wire Caught up with Salam to talk about the film. Excerpts from the interview below.
When and why did you decide to make a film with Nakba?
Only when I decided to share Radiyyeh’s story. The story takes place against the backdrop of Al Naqba, and I decided to stay true to the original story, even though many told me that Palestine was not a trendy or hot topic these days. – and I can take the setting and use it elsewhere.
The film sees Farja transition from a rebellious girl to a young woman and coming to terms with the realities of her profession. Why did she focus on this one young woman rather than her actions in the context of war and eviction?
It was important to treat Farha as a human being, a child, and not as the number of 800,000 Palestinians forced into exile in 1948. Farja is a coming-of-age film and I wanted to depict Al Naqba through the eyes of this girl. I chose an intimate setting to be intense, emotional and cinematic. Ultimately, it’s a coming-of-age movie about a girl forced to grow up, let go of her dreams, face all her losses, and move forward with all these losses and burdens on her little shoulders. is. The world has gotten used to seeing Palestinians as numbers, but now is the time to start seeing them as people.

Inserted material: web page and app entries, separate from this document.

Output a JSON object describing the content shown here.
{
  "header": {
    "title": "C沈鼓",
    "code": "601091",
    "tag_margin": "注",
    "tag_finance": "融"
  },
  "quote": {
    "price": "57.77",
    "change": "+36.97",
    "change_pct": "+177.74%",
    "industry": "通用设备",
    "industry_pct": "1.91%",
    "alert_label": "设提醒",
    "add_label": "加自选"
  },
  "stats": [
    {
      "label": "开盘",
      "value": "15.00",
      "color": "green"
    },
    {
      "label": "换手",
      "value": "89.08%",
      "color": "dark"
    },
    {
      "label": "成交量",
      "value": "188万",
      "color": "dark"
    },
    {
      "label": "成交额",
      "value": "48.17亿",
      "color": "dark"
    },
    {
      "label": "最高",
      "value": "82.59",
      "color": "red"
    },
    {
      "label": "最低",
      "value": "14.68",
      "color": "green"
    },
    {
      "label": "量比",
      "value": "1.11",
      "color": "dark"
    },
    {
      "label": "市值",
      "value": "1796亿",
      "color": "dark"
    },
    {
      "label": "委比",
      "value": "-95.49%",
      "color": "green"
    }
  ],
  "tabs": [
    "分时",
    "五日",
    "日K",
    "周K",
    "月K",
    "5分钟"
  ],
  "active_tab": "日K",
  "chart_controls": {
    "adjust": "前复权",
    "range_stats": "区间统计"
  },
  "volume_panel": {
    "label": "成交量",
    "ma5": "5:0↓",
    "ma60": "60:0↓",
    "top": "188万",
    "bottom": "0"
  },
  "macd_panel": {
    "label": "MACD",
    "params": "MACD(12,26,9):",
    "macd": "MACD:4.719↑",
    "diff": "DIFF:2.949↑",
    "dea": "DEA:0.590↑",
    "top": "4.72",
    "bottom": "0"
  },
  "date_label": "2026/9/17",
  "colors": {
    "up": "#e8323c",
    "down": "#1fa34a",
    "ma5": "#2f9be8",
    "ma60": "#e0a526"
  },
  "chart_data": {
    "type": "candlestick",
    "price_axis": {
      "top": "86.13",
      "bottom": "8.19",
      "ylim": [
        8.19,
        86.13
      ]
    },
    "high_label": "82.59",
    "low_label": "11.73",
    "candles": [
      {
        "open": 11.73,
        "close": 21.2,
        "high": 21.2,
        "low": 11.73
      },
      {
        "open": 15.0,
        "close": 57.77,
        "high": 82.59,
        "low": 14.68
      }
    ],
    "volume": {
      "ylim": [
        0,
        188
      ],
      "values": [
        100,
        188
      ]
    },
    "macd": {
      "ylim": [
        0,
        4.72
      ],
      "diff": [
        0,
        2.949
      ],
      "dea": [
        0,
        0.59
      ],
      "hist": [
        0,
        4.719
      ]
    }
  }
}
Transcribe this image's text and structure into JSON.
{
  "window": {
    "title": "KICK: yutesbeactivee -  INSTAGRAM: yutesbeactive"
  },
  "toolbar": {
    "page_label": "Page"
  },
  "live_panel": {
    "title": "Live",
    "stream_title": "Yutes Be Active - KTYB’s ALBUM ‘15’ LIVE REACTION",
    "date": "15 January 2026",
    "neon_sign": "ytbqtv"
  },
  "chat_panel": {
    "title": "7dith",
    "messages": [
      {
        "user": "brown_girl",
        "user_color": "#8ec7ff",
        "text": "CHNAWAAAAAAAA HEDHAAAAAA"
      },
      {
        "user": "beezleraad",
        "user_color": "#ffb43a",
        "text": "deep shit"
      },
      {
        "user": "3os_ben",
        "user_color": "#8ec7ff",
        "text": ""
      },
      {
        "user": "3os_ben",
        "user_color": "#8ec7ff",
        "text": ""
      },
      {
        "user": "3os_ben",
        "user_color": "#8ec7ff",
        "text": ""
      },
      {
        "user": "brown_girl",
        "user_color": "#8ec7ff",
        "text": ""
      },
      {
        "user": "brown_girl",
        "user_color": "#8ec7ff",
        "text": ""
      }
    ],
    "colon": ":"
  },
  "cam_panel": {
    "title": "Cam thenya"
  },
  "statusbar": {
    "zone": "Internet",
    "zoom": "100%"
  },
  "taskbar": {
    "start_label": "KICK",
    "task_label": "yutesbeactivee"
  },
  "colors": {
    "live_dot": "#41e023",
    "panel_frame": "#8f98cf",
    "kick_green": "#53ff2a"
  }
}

While making a feature-length fiction film on an issue like this, especially in a hyper-polarized society, how can you be objective in your storytelling, because this film is personal to you? And how much fictional and creative freedom do you think is allowed when talking about tragic events like Nakba?
I was objective by showing only the truth. The scenes in the film are the different real-life moments that I patched within the dramatic plot and structure of the film that I created. However, he cannot show in one film everything that happened in Al Naqba, so as a climax he chose to make one intense scene and make an emotional and humane film. . Even if you forget something, when you feel something, you will never forget it and it will remain with you forever. ”

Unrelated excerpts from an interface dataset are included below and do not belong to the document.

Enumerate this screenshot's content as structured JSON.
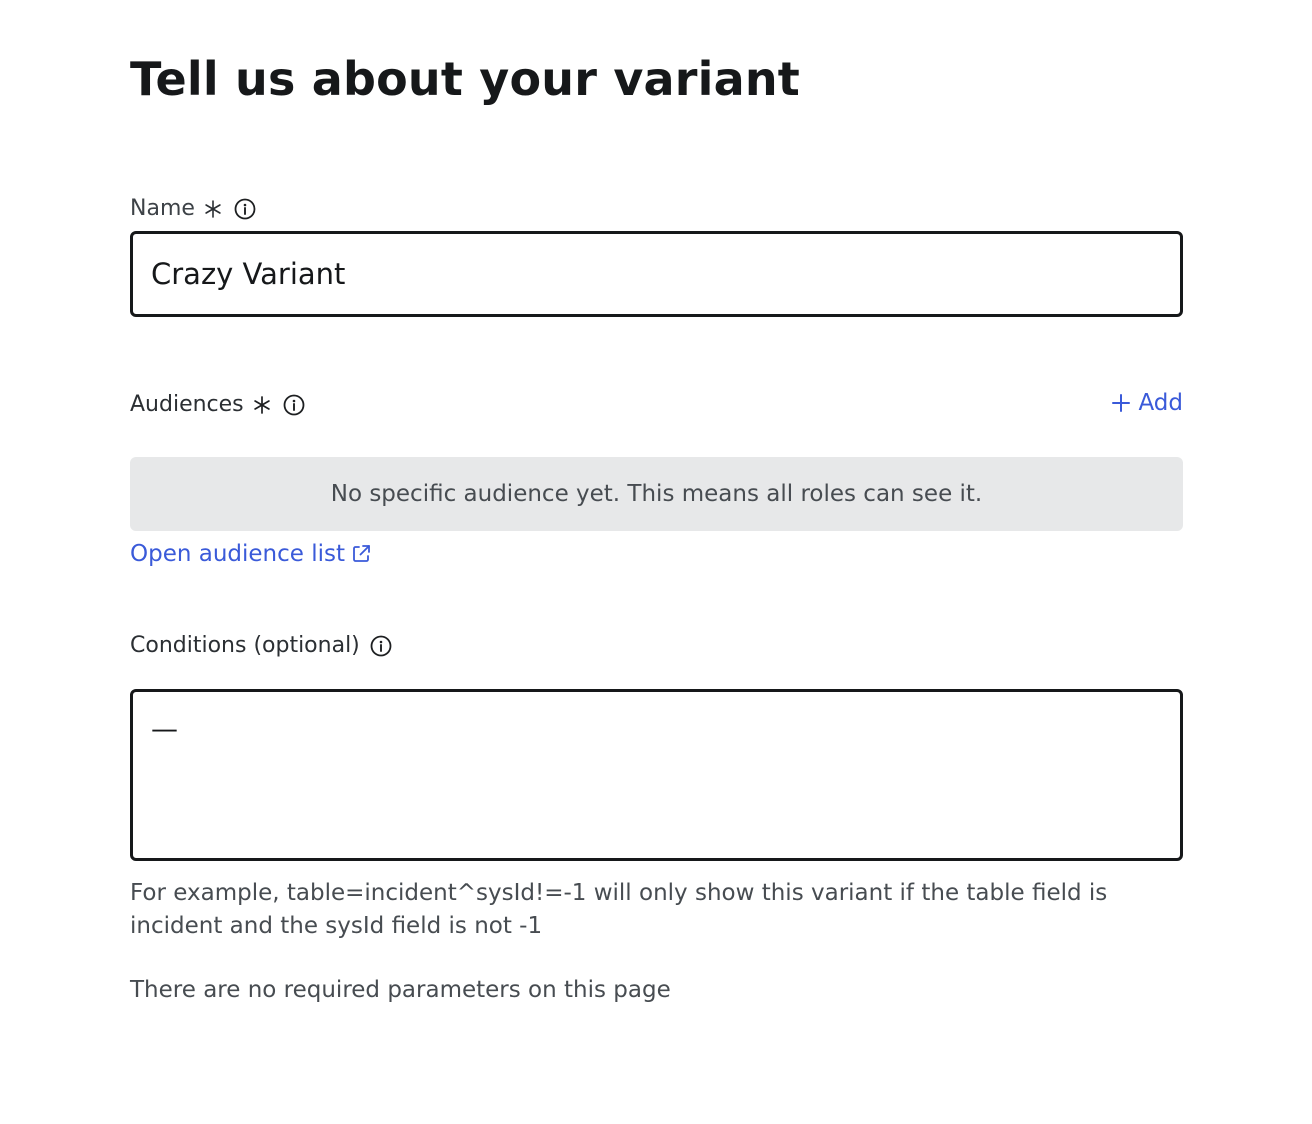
{
  "page": {
    "title": "Tell us about your variant"
  },
  "name_field": {
    "label": "Name",
    "value": "Crazy Variant",
    "required": true
  },
  "audiences": {
    "label": "Audiences",
    "required": true,
    "add_label": "Add",
    "empty_message": "No specific audience yet. This means all roles can see it.",
    "open_list_label": "Open audience list"
  },
  "conditions": {
    "label": "Conditions (optional)",
    "value": "—",
    "helper": "For example, table=incident^sysId!=-1 will only show this variant if the table field is incident and the sysId field is not -1"
  },
  "footer_note": "There are no required parameters on this page",
  "icons": {
    "required": "asterisk-icon",
    "info": "info-icon",
    "add": "plus-icon",
    "external": "external-link-icon"
  },
  "colors": {
    "link": "#3a5ad9",
    "input_border": "#16181a",
    "empty_state_bg": "#e7e8e9",
    "muted_text": "#474c51"
  }
}
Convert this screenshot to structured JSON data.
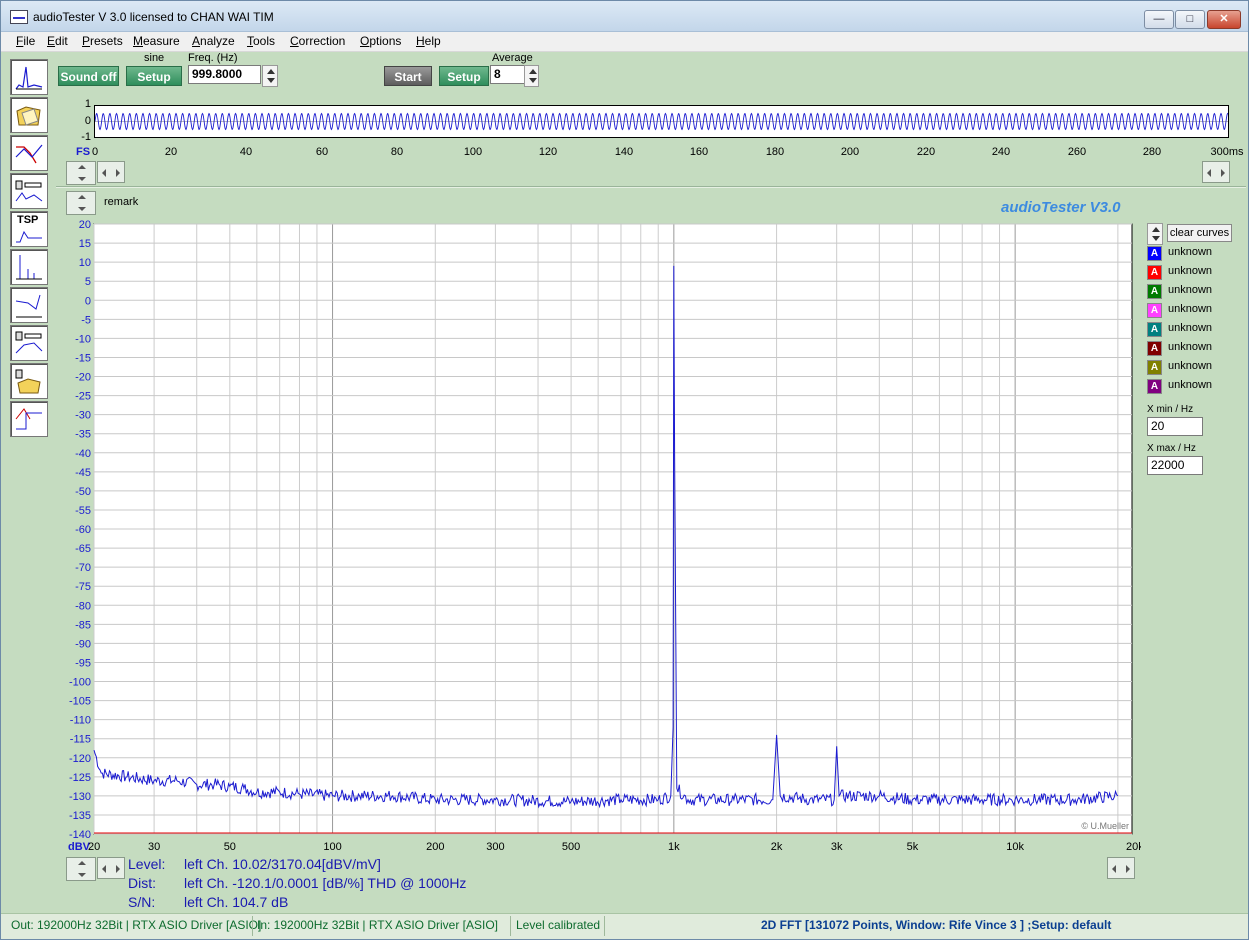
{
  "window": {
    "title": "audioTester  V 3.0   licensed to CHAN WAI TIM",
    "min_glyph": "—",
    "max_glyph": "□",
    "close_glyph": "✕"
  },
  "menu": [
    "File",
    "Edit",
    "Presets",
    "Measure",
    "Analyze",
    "Tools",
    "Correction",
    "Options",
    "Help"
  ],
  "toolbox": {
    "tsp_label": "TSP",
    "icons": [
      "fft-spectrum-icon",
      "folder-open-icon",
      "frequency-response-icon",
      "impedance-icon",
      "tsp-icon",
      "harmonic-icon",
      "bode-icon",
      "speaker-measure-icon",
      "speaker-folder-icon",
      "step-response-icon"
    ]
  },
  "generator": {
    "sound_label": "Sound off",
    "waveform_label": "sine",
    "setup_label": "Setup",
    "freq_label": "Freq. (Hz)",
    "freq_value": "999.8000"
  },
  "acquisition": {
    "start_label": "Start",
    "setup_label": "Setup",
    "average_label": "Average",
    "average_value": "8"
  },
  "scope": {
    "y_ticks": [
      "1",
      "0",
      "-1"
    ],
    "fs_label": "FS",
    "x_ticks": [
      "0",
      "20",
      "40",
      "60",
      "80",
      "100",
      "120",
      "140",
      "160",
      "180",
      "200",
      "220",
      "240",
      "260",
      "280",
      "300ms"
    ]
  },
  "fft": {
    "remark": "remark",
    "brand": "audioTester  V3.0",
    "copyright": "© U.Mueller",
    "y_unit": "dBV",
    "x_unit_label": "20kHz",
    "clear_label": "clear curves",
    "xmin_label": "X min / Hz",
    "xmin_value": "20",
    "xmax_label": "X max / Hz",
    "xmax_value": "22000"
  },
  "chart_data": {
    "type": "line",
    "xlabel": "",
    "ylabel": "dBV",
    "x_scale": "log",
    "xlim": [
      20,
      22000
    ],
    "ylim": [
      -140,
      20
    ],
    "y_ticks": [
      20,
      15,
      10,
      5,
      0,
      -5,
      -10,
      -15,
      -20,
      -25,
      -30,
      -35,
      -40,
      -45,
      -50,
      -55,
      -60,
      -65,
      -70,
      -75,
      -80,
      -85,
      -90,
      -95,
      -100,
      -105,
      -110,
      -115,
      -120,
      -125,
      -130,
      -135,
      -140
    ],
    "x_tick_labels": [
      {
        "v": 30,
        "t": "30"
      },
      {
        "v": 50,
        "t": "50"
      },
      {
        "v": 100,
        "t": "100"
      },
      {
        "v": 200,
        "t": "200"
      },
      {
        "v": 300,
        "t": "300"
      },
      {
        "v": 500,
        "t": "500"
      },
      {
        "v": 1000,
        "t": "1k"
      },
      {
        "v": 2000,
        "t": "2k"
      },
      {
        "v": 3000,
        "t": "3k"
      },
      {
        "v": 5000,
        "t": "5k"
      },
      {
        "v": 10000,
        "t": "10k"
      }
    ],
    "grid": true,
    "series": [
      {
        "color": "#1b1bd0",
        "x": [
          20,
          21,
          25,
          30,
          35,
          40,
          45,
          50,
          55,
          60,
          70,
          80,
          100,
          120,
          150,
          200,
          300,
          500,
          700,
          900,
          980,
          995,
          1000,
          1005,
          1020,
          1100,
          1500,
          1950,
          2000,
          2050,
          2500,
          2950,
          3000,
          3050,
          4000,
          5000,
          8000,
          10000,
          15000,
          20000
        ],
        "y": [
          -118,
          -124,
          -125,
          -126,
          -126,
          -127,
          -127,
          -127.5,
          -128,
          -129,
          -129,
          -129.5,
          -130,
          -130,
          -130,
          -131,
          -131,
          -131.5,
          -131,
          -131,
          -130,
          -112,
          9,
          -40,
          -128,
          -131,
          -131,
          -131,
          -114,
          -130,
          -131,
          -131,
          -117,
          -130,
          -130,
          -131,
          -131,
          -131,
          -131,
          -130
        ]
      }
    ]
  },
  "results": {
    "level_label": "Level:",
    "level_value": "left Ch. 10.02/3170.04[dBV/mV]",
    "dist_label": "Dist:",
    "dist_value": "left Ch. -120.1/0.0001 [dB/%] THD @ 1000Hz",
    "sn_label": "S/N:",
    "sn_value": "left Ch. 104.7 dB"
  },
  "legend": [
    {
      "label": "unknown",
      "color": "#0000ff",
      "glyph": "A"
    },
    {
      "label": "unknown",
      "color": "#ff0000",
      "glyph": "A"
    },
    {
      "label": "unknown",
      "color": "#007a00",
      "glyph": "A"
    },
    {
      "label": "unknown",
      "color": "#ff40ff",
      "glyph": "A"
    },
    {
      "label": "unknown",
      "color": "#008080",
      "glyph": "A"
    },
    {
      "label": "unknown",
      "color": "#800000",
      "glyph": "A"
    },
    {
      "label": "unknown",
      "color": "#808000",
      "glyph": "A"
    },
    {
      "label": "unknown",
      "color": "#800080",
      "glyph": "A"
    }
  ],
  "status": {
    "out": "Out: 192000Hz 32Bit   | RTX ASIO Driver [ASIO]",
    "in": "In: 192000Hz 32Bit   | RTX ASIO Driver [ASIO]",
    "calib": "Level calibrated",
    "mode": "2D FFT [131072 Points, Window: Rife Vince 3 ]  ;Setup:  default"
  }
}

Farja is your first feature film. As a filmmaker, how difficult was it to shoot the majority of the film in a small grocery store and not let drab mise-en scenes dominate the story?

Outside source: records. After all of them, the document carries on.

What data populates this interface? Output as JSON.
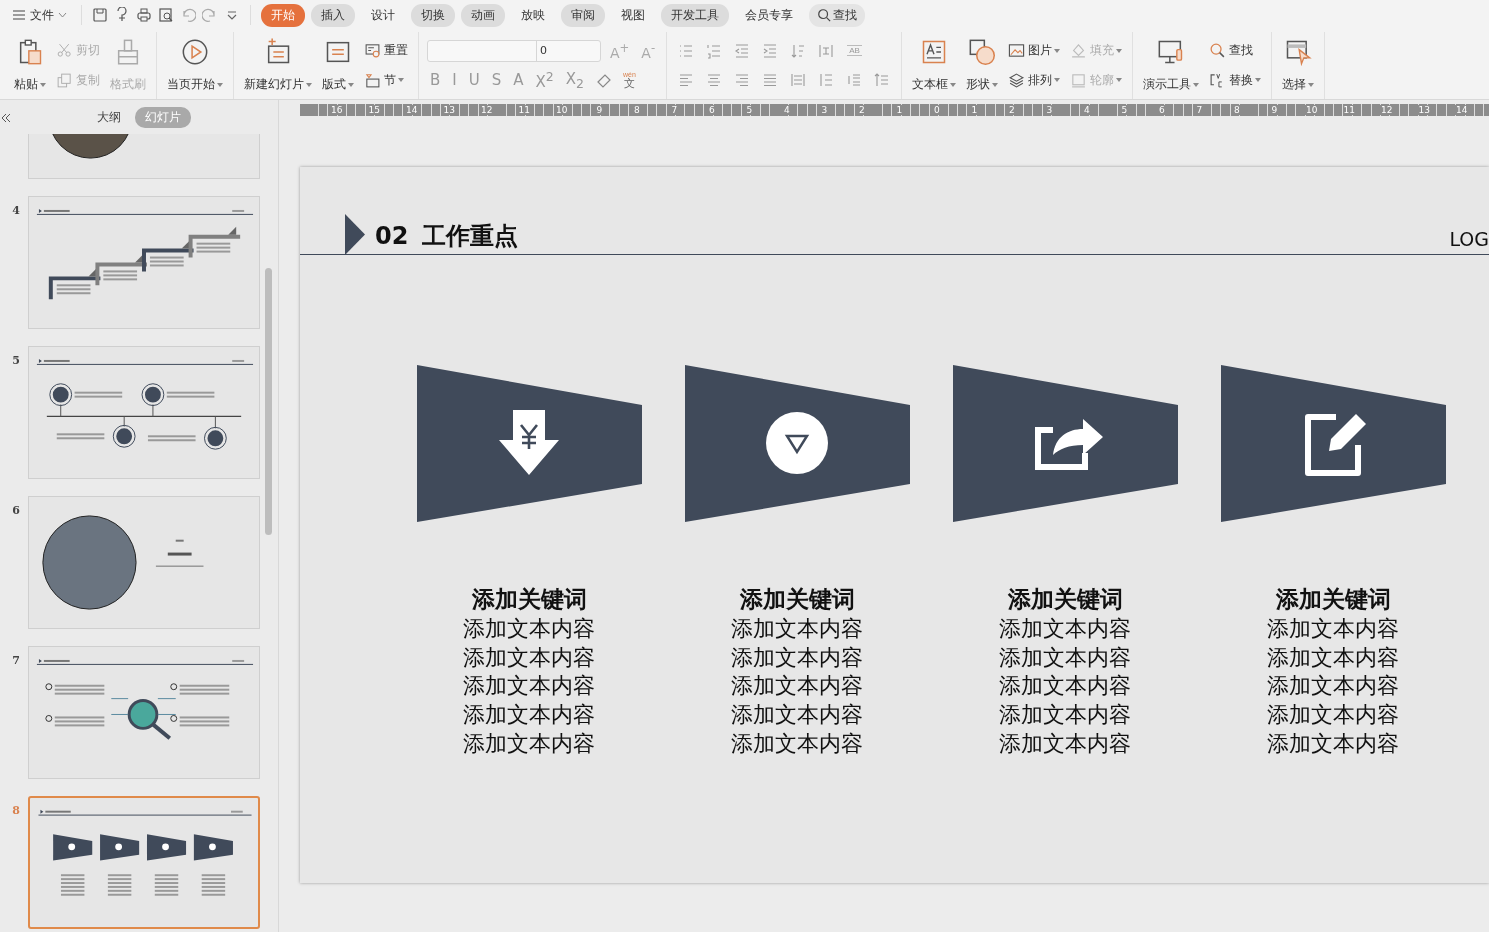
{
  "menu": {
    "file_label": "文件"
  },
  "tabs": [
    {
      "label": "开始",
      "selected": true,
      "shaded": false
    },
    {
      "label": "插入",
      "selected": false,
      "shaded": true
    },
    {
      "label": "设计",
      "selected": false,
      "shaded": false
    },
    {
      "label": "切换",
      "selected": false,
      "shaded": true
    },
    {
      "label": "动画",
      "selected": false,
      "shaded": true
    },
    {
      "label": "放映",
      "selected": false,
      "shaded": false
    },
    {
      "label": "审阅",
      "selected": false,
      "shaded": true
    },
    {
      "label": "视图",
      "selected": false,
      "shaded": false
    },
    {
      "label": "开发工具",
      "selected": false,
      "shaded": true
    },
    {
      "label": "会员专享",
      "selected": false,
      "shaded": false
    }
  ],
  "search": {
    "label": "查找"
  },
  "ribbon": [
    {
      "kind": "buttons",
      "columns": [
        {
          "kind": "large",
          "label": "粘贴",
          "dropdown": true,
          "disabled": false
        },
        {
          "kind": "stack",
          "items": [
            {
              "label": "剪切",
              "dropdown": false,
              "disabled": true
            },
            {
              "label": "复制",
              "dropdown": false,
              "disabled": true
            }
          ]
        },
        {
          "kind": "large",
          "label": "格式刷",
          "dropdown": false,
          "disabled": true
        }
      ]
    },
    {
      "kind": "buttons",
      "columns": [
        {
          "kind": "large",
          "label": "当页开始",
          "dropdown": true,
          "disabled": false
        }
      ]
    },
    {
      "kind": "buttons",
      "columns": [
        {
          "kind": "large",
          "label": "新建幻灯片",
          "dropdown": true,
          "disabled": false
        },
        {
          "kind": "large",
          "label": "版式",
          "dropdown": true,
          "disabled": false
        },
        {
          "kind": "stack",
          "items": [
            {
              "label": "重置",
              "dropdown": false,
              "disabled": false
            },
            {
              "label": "节",
              "dropdown": true,
              "disabled": false
            }
          ]
        }
      ]
    },
    {
      "kind": "font",
      "font_size": "0",
      "size_buttons": [
        "A$^{+}$",
        "A$^{-}$"
      ],
      "formats": [
        "B",
        "I",
        "U",
        "S",
        "A",
        "X$^{2}$",
        "X$_{2}$"
      ],
      "phonetic": {
        "ruby": "wén",
        "base": "文"
      }
    },
    {
      "kind": "paragraph",
      "direction_label": "AB"
    },
    {
      "kind": "buttons",
      "columns": [
        {
          "kind": "large",
          "label": "文本框",
          "dropdown": true,
          "disabled": false
        },
        {
          "kind": "large",
          "label": "形状",
          "dropdown": true,
          "disabled": false
        },
        {
          "kind": "stack",
          "items": [
            {
              "label": "图片",
              "dropdown": true,
              "disabled": false
            },
            {
              "label": "排列",
              "dropdown": true,
              "disabled": false
            }
          ]
        },
        {
          "kind": "stack",
          "items": [
            {
              "label": "填充",
              "dropdown": true,
              "disabled": true
            },
            {
              "label": "轮廓",
              "dropdown": true,
              "disabled": true
            }
          ]
        }
      ]
    },
    {
      "kind": "buttons",
      "columns": [
        {
          "kind": "large",
          "label": "演示工具",
          "dropdown": true,
          "disabled": false
        },
        {
          "kind": "stack",
          "items": [
            {
              "label": "查找",
              "dropdown": false,
              "disabled": false
            },
            {
              "label": "替换",
              "dropdown": true,
              "disabled": false
            }
          ]
        }
      ]
    },
    {
      "kind": "buttons",
      "columns": [
        {
          "kind": "large",
          "label": "选择",
          "dropdown": true,
          "disabled": false
        }
      ]
    }
  ],
  "panel": {
    "tabs": [
      {
        "label": "大纲",
        "selected": false
      },
      {
        "label": "幻灯片",
        "selected": true
      }
    ],
    "slides": [
      {
        "kind": "photo",
        "selected": false
      },
      {
        "number": "4",
        "kind": "steps",
        "selected": false
      },
      {
        "number": "5",
        "kind": "timeline",
        "selected": false
      },
      {
        "number": "6",
        "kind": "section",
        "selected": false
      },
      {
        "number": "7",
        "kind": "magnifier",
        "selected": false
      },
      {
        "number": "8",
        "kind": "cards",
        "selected": true
      }
    ]
  },
  "ruler": [
    "16",
    "15",
    "14",
    "13",
    "12",
    "11",
    "10",
    "9",
    "8",
    "7",
    "6",
    "5",
    "4",
    "3",
    "2",
    "1",
    "0",
    "1",
    "2",
    "3",
    "4",
    "5",
    "6",
    "7",
    "8",
    "9",
    "10",
    "11",
    "12",
    "13",
    "14"
  ],
  "slide": {
    "number": "02",
    "title": "工作重点",
    "logo": "LOG",
    "cards": [
      {
        "keyword": "添加关键词",
        "lines": [
          "添加文本内容",
          "添加文本内容",
          "添加文本内容",
          "添加文本内容",
          "添加文本内容"
        ]
      },
      {
        "keyword": "添加关键词",
        "lines": [
          "添加文本内容",
          "添加文本内容",
          "添加文本内容",
          "添加文本内容",
          "添加文本内容"
        ]
      },
      {
        "keyword": "添加关键词",
        "lines": [
          "添加文本内容",
          "添加文本内容",
          "添加文本内容",
          "添加文本内容",
          "添加文本内容"
        ]
      },
      {
        "keyword": "添加关键词",
        "lines": [
          "添加文本内容",
          "添加文本内容",
          "添加文本内容",
          "添加文本内容",
          "添加文本内容"
        ]
      }
    ]
  }
}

It was a challenge and a risk that I knew would always exist, but it was the only house black A more attractive setup for me. I was rewriting it on set and editing it in my head while I was shooting. The use of cinematic elements – sound design, lighting changes, pacing of the story, etc. were important in keeping the audience engaged. I also wrote the sounds in the script to maintain the emotional atmosphere.
The plot is based on a tragic incident of ethnic cleansing, but doesn’t use gory visuals for storytelling.
I didn’t want to make an epic movie in terms of tons of extras, fight scenes, blood, etc. Instead, she wanted the film to be epic through the inner feelings and struggles that this girl goes through. The most bleeding we see is when she gets her period.
If the film had been based on the current state of Palestine, do you think it would have made a big difference?
No, this is why I wanted to go back to 1948 and show the Palestinian struggle that continues today and the source of the suffering of that time.The wound has been open since 1948 and is still bleeding today.
There was an attack or slander against Farja On social media by Israeli nationalists, including government officials seeking to ban the film on Netflix for certain scenes. How do you see this anger?
This scene does not compare to what happened in Palestine and is still happening. This attempt to silence our voices is a continuation of Al Naqba.
How would you like your movie to be remembered?
I hope Farja Not only will it be remembered as the film that launched the Nakba genre, but it will be remembered as documenting generations of cinema.